*REQUIRED WORK:*
If a line in the data holds the string "docu", list it.

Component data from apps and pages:
====================
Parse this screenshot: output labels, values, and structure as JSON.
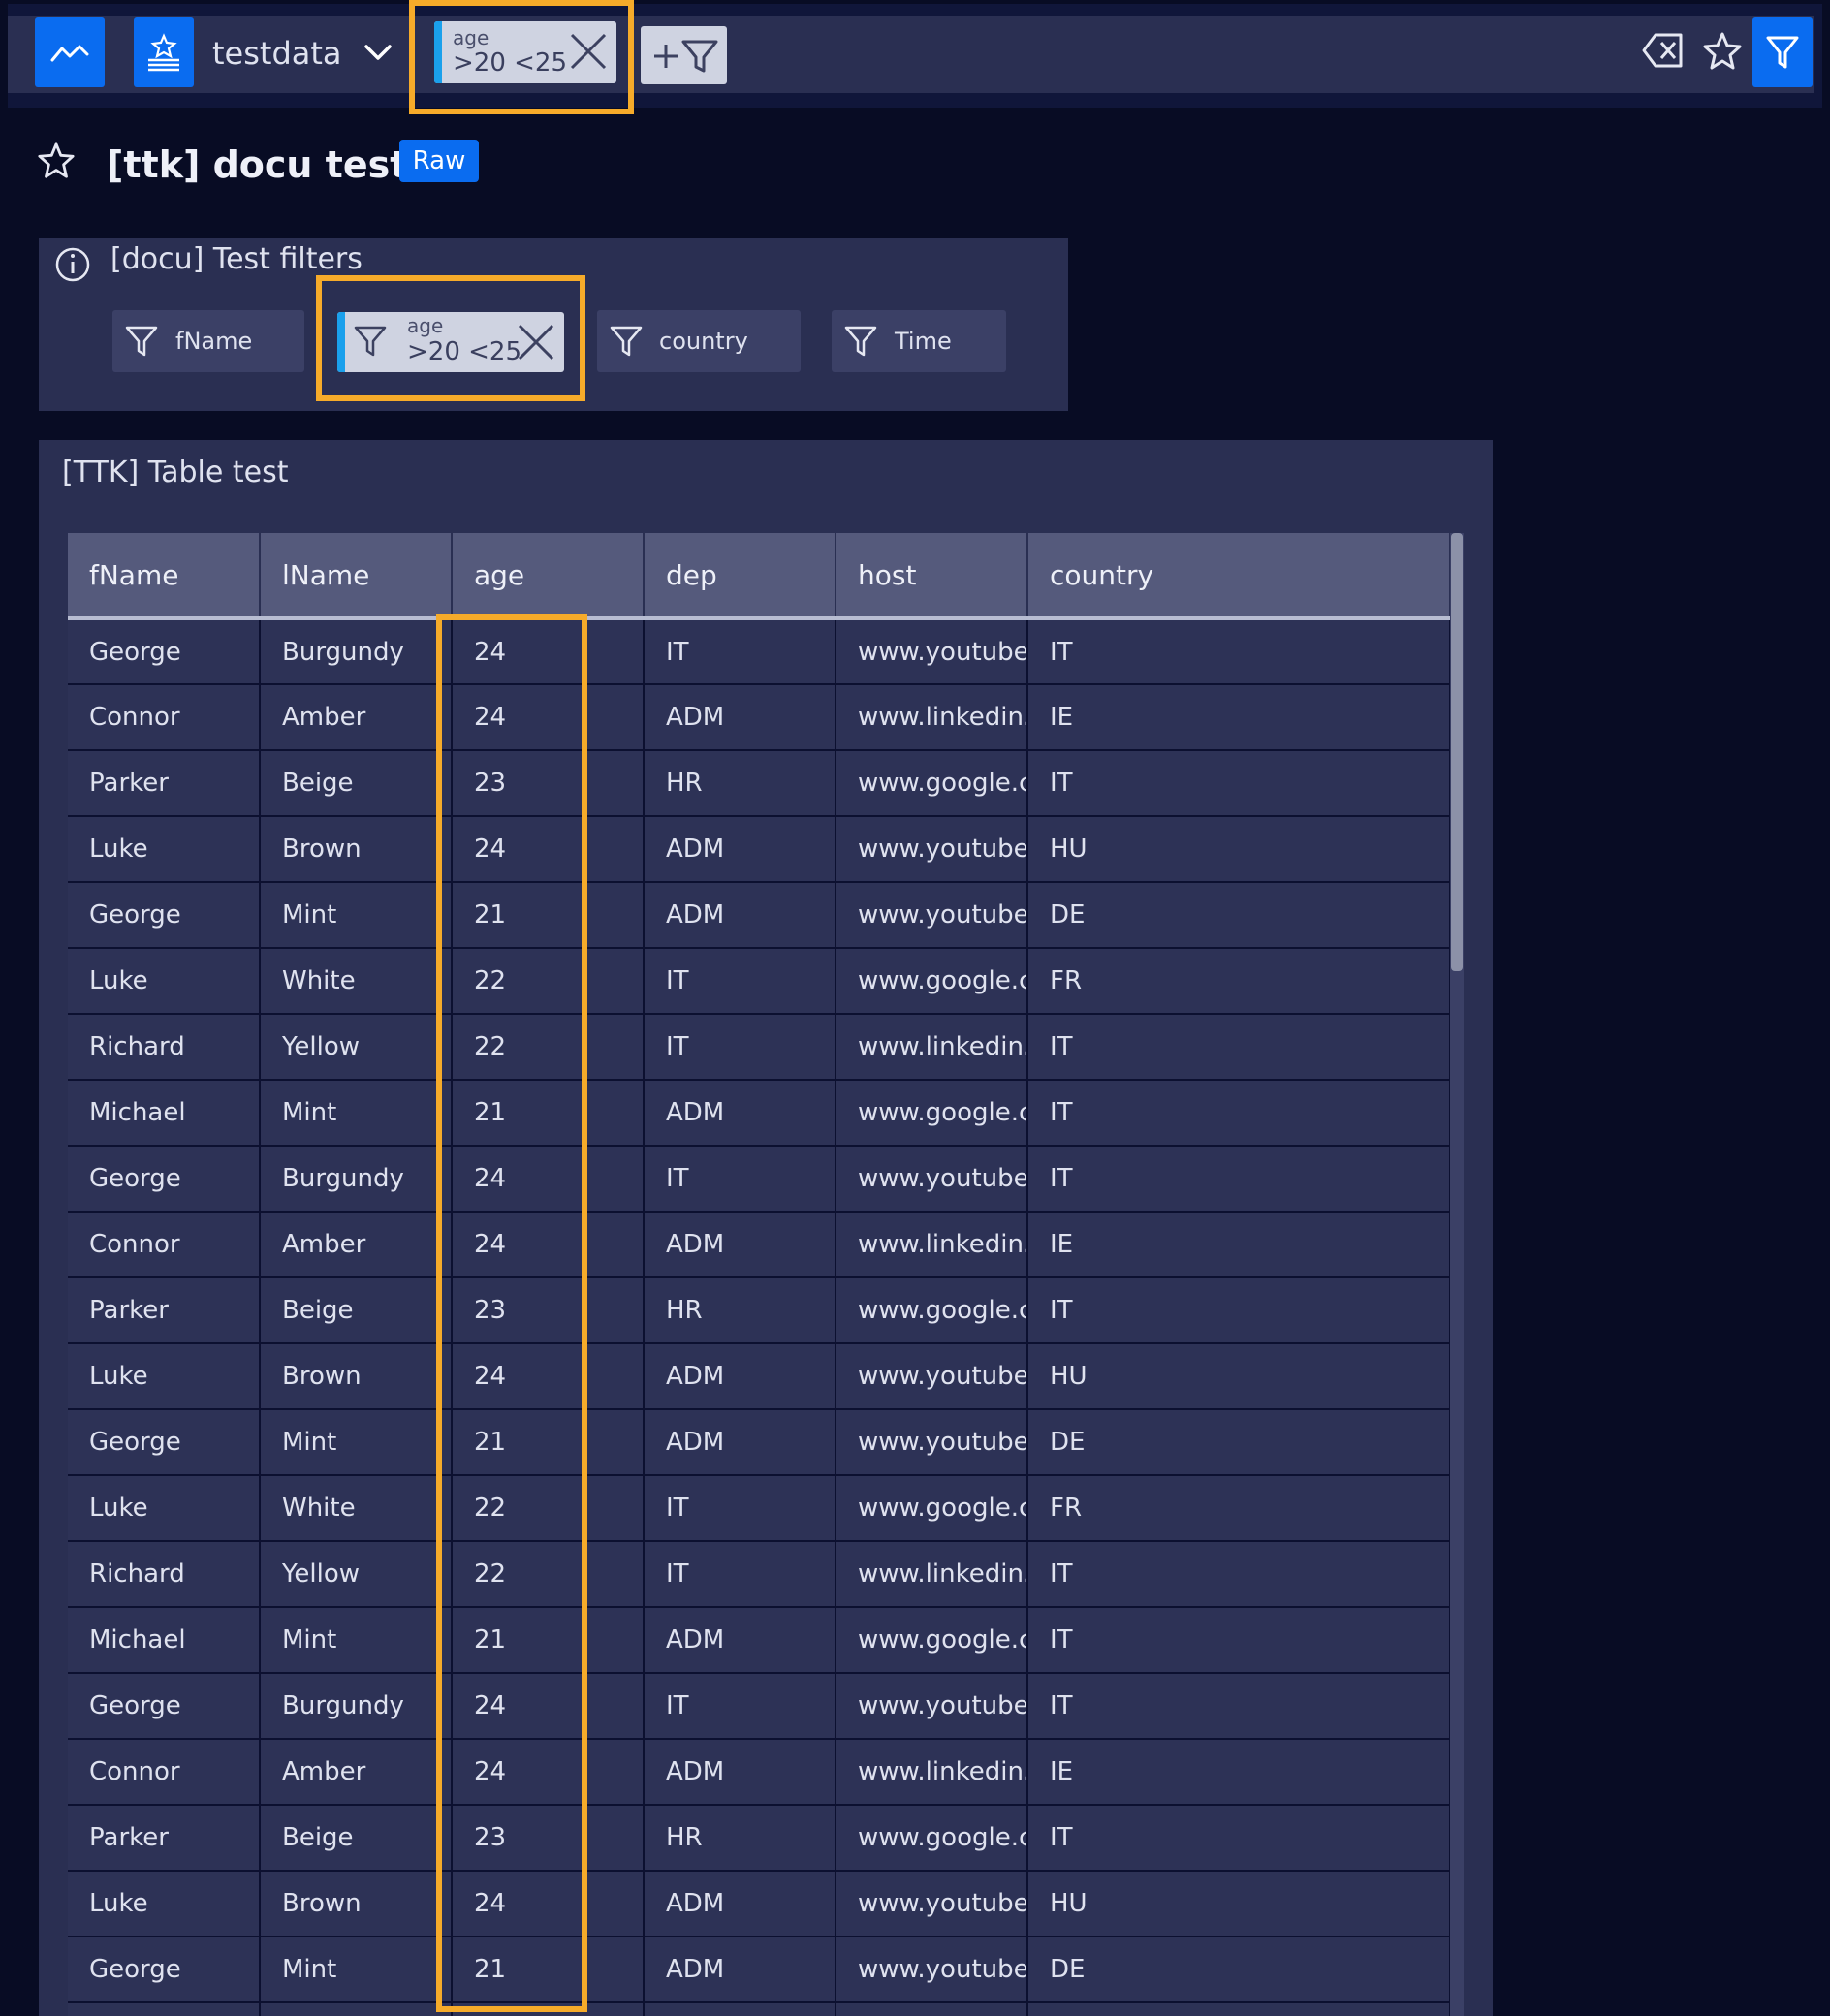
{
  "header": {
    "dataset_name": "testdata",
    "active_filter": {
      "field": "age",
      "value": ">20 <25"
    },
    "icons": {
      "app": "activity-icon",
      "dataset": "dataset-icon",
      "chevron": "chevron-down-icon",
      "add_filter": "add-filter-icon",
      "clear": "clear-filters-icon",
      "favorite": "star-icon",
      "filters": "filter-icon"
    }
  },
  "page": {
    "title": "[ttk] docu test",
    "badge": "Raw"
  },
  "filters_panel": {
    "title": "[docu] Test filters",
    "filters": [
      {
        "label": "fName"
      },
      {
        "field": "age",
        "value": ">20 <25"
      },
      {
        "label": "country"
      },
      {
        "label": "Time"
      }
    ]
  },
  "table_panel": {
    "title": "[TTK] Table test",
    "columns": [
      "fName",
      "lName",
      "age",
      "dep",
      "host",
      "country"
    ],
    "rows": [
      [
        "George",
        "Burgundy",
        "24",
        "IT",
        "www.youtube",
        "IT"
      ],
      [
        "Connor",
        "Amber",
        "24",
        "ADM",
        "www.linkedin.",
        "IE"
      ],
      [
        "Parker",
        "Beige",
        "23",
        "HR",
        "www.google.c",
        "IT"
      ],
      [
        "Luke",
        "Brown",
        "24",
        "ADM",
        "www.youtube",
        "HU"
      ],
      [
        "George",
        "Mint",
        "21",
        "ADM",
        "www.youtube",
        "DE"
      ],
      [
        "Luke",
        "White",
        "22",
        "IT",
        "www.google.c",
        "FR"
      ],
      [
        "Richard",
        "Yellow",
        "22",
        "IT",
        "www.linkedin.",
        "IT"
      ],
      [
        "Michael",
        "Mint",
        "21",
        "ADM",
        "www.google.c",
        "IT"
      ],
      [
        "George",
        "Burgundy",
        "24",
        "IT",
        "www.youtube",
        "IT"
      ],
      [
        "Connor",
        "Amber",
        "24",
        "ADM",
        "www.linkedin.",
        "IE"
      ],
      [
        "Parker",
        "Beige",
        "23",
        "HR",
        "www.google.c",
        "IT"
      ],
      [
        "Luke",
        "Brown",
        "24",
        "ADM",
        "www.youtube",
        "HU"
      ],
      [
        "George",
        "Mint",
        "21",
        "ADM",
        "www.youtube",
        "DE"
      ],
      [
        "Luke",
        "White",
        "22",
        "IT",
        "www.google.c",
        "FR"
      ],
      [
        "Richard",
        "Yellow",
        "22",
        "IT",
        "www.linkedin.",
        "IT"
      ],
      [
        "Michael",
        "Mint",
        "21",
        "ADM",
        "www.google.c",
        "IT"
      ],
      [
        "George",
        "Burgundy",
        "24",
        "IT",
        "www.youtube",
        "IT"
      ],
      [
        "Connor",
        "Amber",
        "24",
        "ADM",
        "www.linkedin.",
        "IE"
      ],
      [
        "Parker",
        "Beige",
        "23",
        "HR",
        "www.google.c",
        "IT"
      ],
      [
        "Luke",
        "Brown",
        "24",
        "ADM",
        "www.youtube",
        "HU"
      ],
      [
        "George",
        "Mint",
        "21",
        "ADM",
        "www.youtube",
        "DE"
      ],
      [
        "",
        "",
        "",
        "",
        "",
        ""
      ]
    ]
  },
  "colors": {
    "background": "#080c24",
    "panel": "#2a2f52",
    "accent_blue": "#0a6cf0",
    "highlight": "#f6ab2a",
    "chip": "#cfd3e1"
  }
}
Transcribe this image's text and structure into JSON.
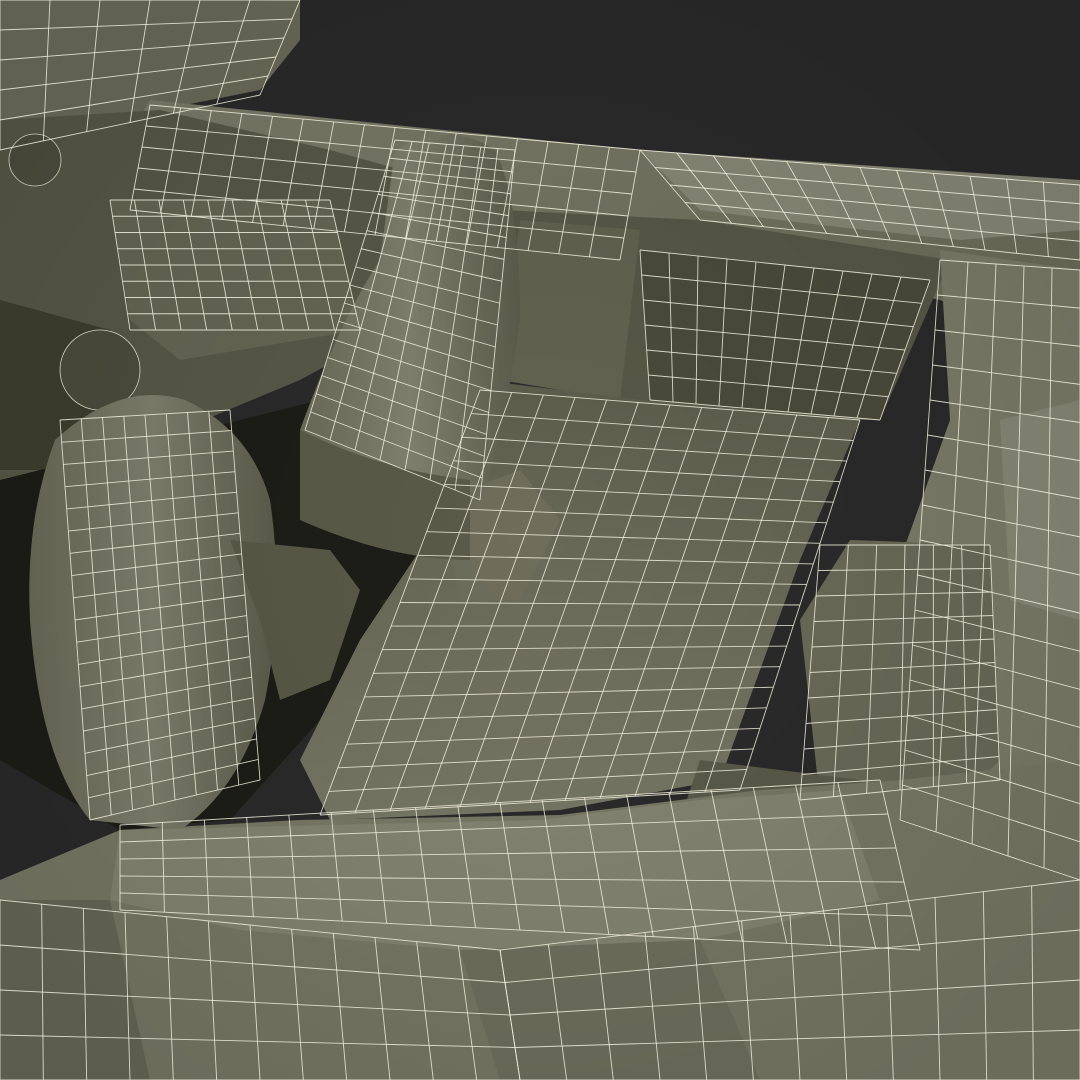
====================
*ANSWER:*
    "title": "[ttk] docu test",
    "title": "[docu] Test filters",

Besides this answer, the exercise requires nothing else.